Robyne: And the moment right before that, was a great choice, where she comes through the doors, covered in blood all over her white dress, singing Come Little Children, the song from Hocus Pocus that Sarah Jessica Parker sings coming to steal the children, and it almost felt like this was going to be a commentary on darkness and vampires and those moments were wonderful in that sense. But the ending just kind of happened.

Wesley: Not only did it just happen, it just happened for a very long time. The coda after the actual climax of Lucy’s death took forev-

Robyne: Dragged. It dragged. And I really wish we had not seen the death of Dracula. This very easily could have been forty minutes shorter. You cut at the end of that and you finish not knowing where Dracula is. You don’t tell the whole sotry and you leave – If you are ending with that monologue about ‘once darkness is introduced, despite the fact you know it isn’t real, it will always haunt you’, because society is obsessed with vampires, that would have been a wonderful place to leave off, with that monster still out there. But it jus- it was so long.

Wesley: And then were dealing with, honestly, less interesting, more grounded characters that don’t compel us in the same way that these two did simply because these two, their characters, more match the style for which they are portraying. A lot of the style I don’t like because it’s what I call ‘Fun as Aesthetic’, we’re showing you fun instead of actually having fun ourselves or making sure you have fun, we’re forcing this sense of fun upon you without actually committing to creating it in the world.

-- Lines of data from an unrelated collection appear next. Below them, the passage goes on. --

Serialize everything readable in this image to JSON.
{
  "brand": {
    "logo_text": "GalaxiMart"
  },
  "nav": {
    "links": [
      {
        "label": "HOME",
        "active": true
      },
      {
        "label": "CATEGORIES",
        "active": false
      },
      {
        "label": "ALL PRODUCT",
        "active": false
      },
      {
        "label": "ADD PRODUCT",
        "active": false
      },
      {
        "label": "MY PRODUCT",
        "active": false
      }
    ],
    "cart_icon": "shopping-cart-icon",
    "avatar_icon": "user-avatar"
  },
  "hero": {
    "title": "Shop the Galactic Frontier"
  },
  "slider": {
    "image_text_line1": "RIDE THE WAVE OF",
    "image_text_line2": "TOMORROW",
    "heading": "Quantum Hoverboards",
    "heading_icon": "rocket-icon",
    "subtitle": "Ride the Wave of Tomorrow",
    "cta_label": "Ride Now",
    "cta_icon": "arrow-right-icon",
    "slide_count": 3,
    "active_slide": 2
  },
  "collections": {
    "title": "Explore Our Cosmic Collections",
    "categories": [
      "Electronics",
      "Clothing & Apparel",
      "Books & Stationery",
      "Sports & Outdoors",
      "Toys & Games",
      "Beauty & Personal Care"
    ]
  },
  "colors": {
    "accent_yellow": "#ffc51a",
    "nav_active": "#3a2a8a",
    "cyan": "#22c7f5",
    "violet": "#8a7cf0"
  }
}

But there, in that death of Lucy, it was all there for us.

Robyne: We were involved, it was a great reference, it was a great concept, the acting was wonderful in that moment, the whole, everything came together, every element of this production was there.

Wesley: And it almost makes me more angry because is shows you what the rest of this production could have been.

Robyne: Right. And at that point, after that, you’re dealing with an audience that’s been standing, not walking around and moving but standing, for two hours, that’s sobering up and those things all combine to drag out.

Wesley: All those things combine to make this ending that much less engaging.

Robyne: So then I guess the question is, Wesley, is Dracula worth the $15 ticket?

Wesley: No. Because it’s not just the $15 ticket but the amount of drinks you’d have to get from the bar to make this experience successful.

Robyne: I would argue that this is a very specific style and if that is your cup of tea, then it is absolutely worth the $15 ticket. It is fun, irreverent, nerd, bar theater, and as long as you are not going in for a reverent retelling of Dracula you can have a lot of fun at this production.

Robyne: As always, you can find us at Obstructed-View.com, on facebook at facebook.com/ObstructedViewPodcast, on twitter @Obstructed_View, on soundcloud at soundcloud.com/obstructedview, or email us at TheObstructedViewPodcast@gmail.com.

Wesley: I’m Wesley.

Robyne: And Robyne

Wesley: And remember,

Robyne: Blood will have blood.